WHAT TO WORK ON: Each line that has the string "data" must be copied from the records below.

LISTED ENTRIES:
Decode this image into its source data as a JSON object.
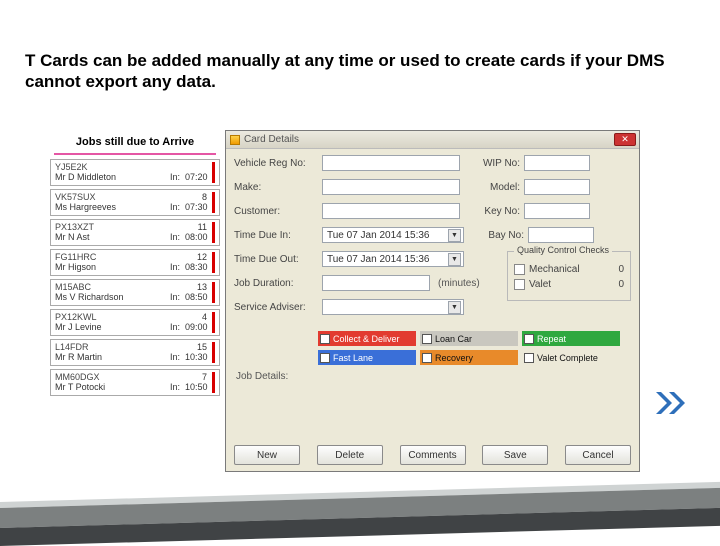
{
  "title_text": "T Cards can be added manually at any time or used to create cards if your DMS cannot export any data.",
  "left": {
    "title": "Jobs still due to Arrive",
    "cards": [
      {
        "reg": "YJ5E2K",
        "name": "Mr D Middleton",
        "num": "",
        "time": "07:20"
      },
      {
        "reg": "VK57SUX",
        "name": "Ms Hargreeves",
        "num": "8",
        "time": "07:30"
      },
      {
        "reg": "PX13XZT",
        "name": "Mr N Ast",
        "num": "11",
        "time": "08:00"
      },
      {
        "reg": "FG11HRC",
        "name": "Mr Higson",
        "num": "12",
        "time": "08:30"
      },
      {
        "reg": "M15ABC",
        "name": "Ms V Richardson",
        "num": "13",
        "time": "08:50"
      },
      {
        "reg": "PX12KWL",
        "name": "Mr J Levine",
        "num": "4",
        "time": "09:00"
      },
      {
        "reg": "L14FDR",
        "name": "Mr R Martin",
        "num": "15",
        "time": "10:30"
      },
      {
        "reg": "MM60DGX",
        "name": "Mr T Potocki",
        "num": "7",
        "time": "10:50"
      }
    ],
    "in_label": "In:"
  },
  "dialog": {
    "title": "Card Details",
    "close_glyph": "✕",
    "labels": {
      "vehicle_reg": "Vehicle Reg No:",
      "wip_no": "WIP No:",
      "make": "Make:",
      "model": "Model:",
      "customer": "Customer:",
      "key_no": "Key No:",
      "time_due_in": "Time Due In:",
      "bay_no": "Bay No:",
      "time_due_out": "Time Due Out:",
      "job_duration": "Job Duration:",
      "duration_unit": "(minutes)",
      "service_adviser": "Service Adviser:",
      "job_details": "Job Details:"
    },
    "time_value": "Tue 07 Jan 2014 15:36",
    "caret_glyph": "▼",
    "qc": {
      "legend": "Quality Control Checks",
      "rows": [
        {
          "label": "Mechanical",
          "value": "0"
        },
        {
          "label": "Valet",
          "value": "0"
        }
      ]
    },
    "tags": [
      {
        "label": "Collect & Deliver",
        "cls": "red"
      },
      {
        "label": "Loan Car",
        "cls": "gray"
      },
      {
        "label": "Repeat",
        "cls": "green"
      },
      {
        "label": "Fast Lane",
        "cls": "blue"
      },
      {
        "label": "Recovery",
        "cls": "orange"
      },
      {
        "label": "Valet Complete",
        "cls": "plain"
      }
    ],
    "buttons": [
      "New",
      "Delete",
      "Comments",
      "Save",
      "Cancel"
    ]
  }
}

RESPONSE TO THE TASK:
Decode this image into its source data as a JSON object.
  "title_text": "T Cards can be added manually at any time or used to create cards if your DMS cannot export any data.",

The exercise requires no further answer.